Daniel Burton often conducts surveys in his capacity as refuge manager for the Australian Wildlife Conservancy (AWC) in order to maintain a consistent level of predator control. Burton was recently astonished to see an unusual mouse dashing across the ground while doing one of these weekly patrols.
In a news release, Burton said, “I hopped out of the car for a closer look. It sprinted right in front of me.” “The mouse was twice the size of a house mouse, with larger ears, wider eyes, and a longer, black, bushy tail—and it wasn’t running, it was hopping.”
Burton set up video traps nearby in an effort to get more information. Within a few months, Burton had thousands of pictures of these unusual mice, which eventually turned out to be quite uncommon.
While this was going on, ecologist Trevor Bauer and a group of researchers set to work and successfully captured one of the uncommon mice, which they called Patches.
In the news statement, Bauer made it clear that measurements were taken of the animal’s head, tail, torso, ears, feet, and pads. He had a neck pouch that was noticeable and pointed toward the center. Although we were quite convinced about the species, we nonetheless collected tissue samples and cuttings for genetic testing.
Samples from Patches were transferred to the Australian Museum for analysis. Everyone then waited. Ecologists finally validated what they had previously guessed a year after the initial sighting: the creatures were Dusky Hopping Mice, a brand-new species in the Scotia Wildlife Sanctuary.
Other significant aspects of this encounter emerged as well.
According to AWC’s press release, “The Dusky Hopping Mouse was thought to be extinct in [New South Wales] until 2003.” Since then, sightings of the Dusky Hopping Mouse have been reported close to Broken Hill, which, before Burton’s meeting, was thought to be the southernmost place for the species in [New South Wales].

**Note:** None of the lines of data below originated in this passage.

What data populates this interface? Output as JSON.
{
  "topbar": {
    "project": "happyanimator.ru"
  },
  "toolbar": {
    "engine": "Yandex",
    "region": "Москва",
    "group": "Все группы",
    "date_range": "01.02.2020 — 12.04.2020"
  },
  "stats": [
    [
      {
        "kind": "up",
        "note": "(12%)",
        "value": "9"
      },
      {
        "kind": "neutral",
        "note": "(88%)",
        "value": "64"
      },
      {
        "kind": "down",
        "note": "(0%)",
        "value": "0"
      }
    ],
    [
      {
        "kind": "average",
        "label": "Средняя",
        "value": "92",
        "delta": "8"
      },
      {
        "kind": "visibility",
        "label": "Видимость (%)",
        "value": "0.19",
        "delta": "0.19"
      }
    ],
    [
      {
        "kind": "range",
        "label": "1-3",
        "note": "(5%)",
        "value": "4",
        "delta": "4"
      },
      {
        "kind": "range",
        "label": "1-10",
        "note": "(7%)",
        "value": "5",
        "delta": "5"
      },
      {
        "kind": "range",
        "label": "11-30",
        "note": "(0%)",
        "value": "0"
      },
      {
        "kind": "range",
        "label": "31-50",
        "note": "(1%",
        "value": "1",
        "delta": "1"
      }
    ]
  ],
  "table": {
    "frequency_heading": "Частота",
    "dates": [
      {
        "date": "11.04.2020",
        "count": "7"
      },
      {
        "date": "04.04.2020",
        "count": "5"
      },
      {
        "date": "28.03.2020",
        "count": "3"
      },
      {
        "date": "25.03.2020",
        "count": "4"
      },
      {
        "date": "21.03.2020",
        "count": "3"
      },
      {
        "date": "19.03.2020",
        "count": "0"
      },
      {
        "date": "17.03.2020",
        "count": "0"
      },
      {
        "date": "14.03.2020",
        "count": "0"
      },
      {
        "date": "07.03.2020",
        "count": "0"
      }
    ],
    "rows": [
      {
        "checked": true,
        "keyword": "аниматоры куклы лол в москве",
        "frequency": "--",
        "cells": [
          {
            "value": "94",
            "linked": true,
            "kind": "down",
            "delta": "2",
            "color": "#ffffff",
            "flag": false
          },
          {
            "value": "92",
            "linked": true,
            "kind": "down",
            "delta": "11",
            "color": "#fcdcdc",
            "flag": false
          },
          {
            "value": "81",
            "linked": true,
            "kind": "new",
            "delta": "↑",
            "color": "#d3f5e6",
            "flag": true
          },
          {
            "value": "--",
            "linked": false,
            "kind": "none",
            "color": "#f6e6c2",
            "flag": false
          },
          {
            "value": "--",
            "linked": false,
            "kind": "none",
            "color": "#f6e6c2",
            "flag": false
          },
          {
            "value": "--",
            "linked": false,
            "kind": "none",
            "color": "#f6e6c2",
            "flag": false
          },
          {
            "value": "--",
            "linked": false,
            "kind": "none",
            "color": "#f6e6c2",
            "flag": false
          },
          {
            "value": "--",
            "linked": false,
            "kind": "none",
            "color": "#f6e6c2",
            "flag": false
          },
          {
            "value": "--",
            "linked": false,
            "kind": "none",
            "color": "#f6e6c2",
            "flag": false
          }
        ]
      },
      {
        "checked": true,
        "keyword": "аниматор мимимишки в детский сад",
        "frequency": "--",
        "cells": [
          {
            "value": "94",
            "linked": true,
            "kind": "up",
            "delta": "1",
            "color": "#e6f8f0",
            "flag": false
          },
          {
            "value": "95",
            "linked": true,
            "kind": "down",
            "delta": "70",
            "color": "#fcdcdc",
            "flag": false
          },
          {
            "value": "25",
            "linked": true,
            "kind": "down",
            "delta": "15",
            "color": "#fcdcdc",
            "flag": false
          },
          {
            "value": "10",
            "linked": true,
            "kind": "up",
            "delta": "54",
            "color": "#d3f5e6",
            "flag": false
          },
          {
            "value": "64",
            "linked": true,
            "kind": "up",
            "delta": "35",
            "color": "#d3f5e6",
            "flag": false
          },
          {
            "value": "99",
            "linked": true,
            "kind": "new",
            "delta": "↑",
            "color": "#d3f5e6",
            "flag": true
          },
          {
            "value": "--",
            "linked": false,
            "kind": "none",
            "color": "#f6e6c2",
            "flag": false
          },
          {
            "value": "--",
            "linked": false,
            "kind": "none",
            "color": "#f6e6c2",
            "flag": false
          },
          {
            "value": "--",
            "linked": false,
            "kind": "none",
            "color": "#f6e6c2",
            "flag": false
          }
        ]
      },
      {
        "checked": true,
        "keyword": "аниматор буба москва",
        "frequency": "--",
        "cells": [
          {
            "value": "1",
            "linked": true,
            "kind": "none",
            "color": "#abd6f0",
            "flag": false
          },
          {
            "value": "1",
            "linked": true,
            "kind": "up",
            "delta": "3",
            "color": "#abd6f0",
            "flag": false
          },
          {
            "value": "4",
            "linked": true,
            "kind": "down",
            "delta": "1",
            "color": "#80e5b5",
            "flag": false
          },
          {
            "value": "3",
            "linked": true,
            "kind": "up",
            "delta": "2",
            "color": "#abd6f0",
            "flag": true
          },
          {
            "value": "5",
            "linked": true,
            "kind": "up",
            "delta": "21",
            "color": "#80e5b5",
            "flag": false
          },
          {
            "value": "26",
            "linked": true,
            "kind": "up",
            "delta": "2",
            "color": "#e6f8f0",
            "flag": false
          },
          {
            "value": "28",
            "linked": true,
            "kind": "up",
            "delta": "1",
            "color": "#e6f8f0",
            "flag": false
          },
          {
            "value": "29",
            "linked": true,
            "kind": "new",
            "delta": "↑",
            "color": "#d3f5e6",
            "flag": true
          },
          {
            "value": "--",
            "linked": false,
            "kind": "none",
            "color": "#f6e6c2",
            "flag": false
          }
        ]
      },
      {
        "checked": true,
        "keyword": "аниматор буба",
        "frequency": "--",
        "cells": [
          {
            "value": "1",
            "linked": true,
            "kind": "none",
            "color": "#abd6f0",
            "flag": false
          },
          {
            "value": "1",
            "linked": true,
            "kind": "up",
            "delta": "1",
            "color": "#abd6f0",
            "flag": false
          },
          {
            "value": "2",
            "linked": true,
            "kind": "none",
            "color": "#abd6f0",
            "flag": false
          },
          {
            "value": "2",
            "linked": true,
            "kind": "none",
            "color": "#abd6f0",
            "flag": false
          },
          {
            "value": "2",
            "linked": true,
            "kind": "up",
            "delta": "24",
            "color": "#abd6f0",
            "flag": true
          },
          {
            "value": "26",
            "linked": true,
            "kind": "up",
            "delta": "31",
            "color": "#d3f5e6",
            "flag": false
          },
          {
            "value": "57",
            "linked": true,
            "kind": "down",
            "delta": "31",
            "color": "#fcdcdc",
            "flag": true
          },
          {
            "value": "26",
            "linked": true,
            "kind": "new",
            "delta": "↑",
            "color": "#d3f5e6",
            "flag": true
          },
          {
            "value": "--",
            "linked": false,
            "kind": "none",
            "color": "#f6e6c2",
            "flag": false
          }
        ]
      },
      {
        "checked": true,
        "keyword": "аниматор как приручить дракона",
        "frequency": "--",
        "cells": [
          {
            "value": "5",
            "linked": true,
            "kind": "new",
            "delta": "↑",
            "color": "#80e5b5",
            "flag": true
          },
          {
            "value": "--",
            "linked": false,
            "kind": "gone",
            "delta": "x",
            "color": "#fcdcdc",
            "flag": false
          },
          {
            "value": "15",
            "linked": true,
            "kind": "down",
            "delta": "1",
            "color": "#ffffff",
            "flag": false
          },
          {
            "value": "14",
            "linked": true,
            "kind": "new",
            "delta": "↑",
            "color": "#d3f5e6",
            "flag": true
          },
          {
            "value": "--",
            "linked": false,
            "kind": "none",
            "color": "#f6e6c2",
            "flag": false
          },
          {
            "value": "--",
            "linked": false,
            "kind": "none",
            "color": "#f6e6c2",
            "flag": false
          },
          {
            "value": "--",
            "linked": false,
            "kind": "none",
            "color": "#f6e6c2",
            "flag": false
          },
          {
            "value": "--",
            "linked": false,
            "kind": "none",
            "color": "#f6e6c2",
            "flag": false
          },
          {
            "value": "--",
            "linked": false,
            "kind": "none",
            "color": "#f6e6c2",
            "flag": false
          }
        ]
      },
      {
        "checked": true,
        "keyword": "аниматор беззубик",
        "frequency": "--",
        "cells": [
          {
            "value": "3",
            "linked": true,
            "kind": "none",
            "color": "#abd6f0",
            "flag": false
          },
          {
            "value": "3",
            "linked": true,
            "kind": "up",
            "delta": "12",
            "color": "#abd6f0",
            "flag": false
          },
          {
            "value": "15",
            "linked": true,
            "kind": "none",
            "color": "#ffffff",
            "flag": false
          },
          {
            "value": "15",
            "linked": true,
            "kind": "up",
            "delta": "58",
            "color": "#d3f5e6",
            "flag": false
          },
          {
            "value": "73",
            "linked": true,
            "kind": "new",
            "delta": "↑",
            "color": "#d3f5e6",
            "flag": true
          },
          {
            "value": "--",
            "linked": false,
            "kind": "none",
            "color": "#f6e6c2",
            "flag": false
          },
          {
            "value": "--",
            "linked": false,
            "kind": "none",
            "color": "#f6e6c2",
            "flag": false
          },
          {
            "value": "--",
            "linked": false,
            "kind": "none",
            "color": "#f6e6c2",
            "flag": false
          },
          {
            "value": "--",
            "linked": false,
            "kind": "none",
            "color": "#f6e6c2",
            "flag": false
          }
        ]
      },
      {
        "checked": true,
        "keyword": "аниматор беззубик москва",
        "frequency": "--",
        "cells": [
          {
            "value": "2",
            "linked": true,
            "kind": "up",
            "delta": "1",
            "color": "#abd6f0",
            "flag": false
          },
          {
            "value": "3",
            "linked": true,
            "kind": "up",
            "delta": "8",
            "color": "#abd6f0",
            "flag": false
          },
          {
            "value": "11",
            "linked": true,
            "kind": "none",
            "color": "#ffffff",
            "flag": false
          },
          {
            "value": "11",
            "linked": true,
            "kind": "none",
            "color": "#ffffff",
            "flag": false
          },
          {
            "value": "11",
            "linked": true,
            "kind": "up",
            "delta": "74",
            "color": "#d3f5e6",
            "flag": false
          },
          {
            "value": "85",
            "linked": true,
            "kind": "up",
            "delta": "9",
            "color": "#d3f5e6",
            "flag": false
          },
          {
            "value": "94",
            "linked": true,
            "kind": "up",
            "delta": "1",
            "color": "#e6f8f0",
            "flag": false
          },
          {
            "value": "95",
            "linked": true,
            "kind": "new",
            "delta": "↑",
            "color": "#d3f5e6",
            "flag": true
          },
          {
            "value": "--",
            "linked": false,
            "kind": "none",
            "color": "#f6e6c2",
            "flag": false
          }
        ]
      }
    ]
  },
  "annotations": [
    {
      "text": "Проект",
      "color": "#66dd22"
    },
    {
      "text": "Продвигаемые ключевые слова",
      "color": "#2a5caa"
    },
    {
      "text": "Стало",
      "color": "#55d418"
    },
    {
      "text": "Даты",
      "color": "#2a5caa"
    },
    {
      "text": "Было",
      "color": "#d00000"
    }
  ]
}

Scientists are ecstatic to acquire additional knowledge about this amazing species. How about the mice? They must be unconcerned because they are engaged in the basic joys of a wild existence, otherwise.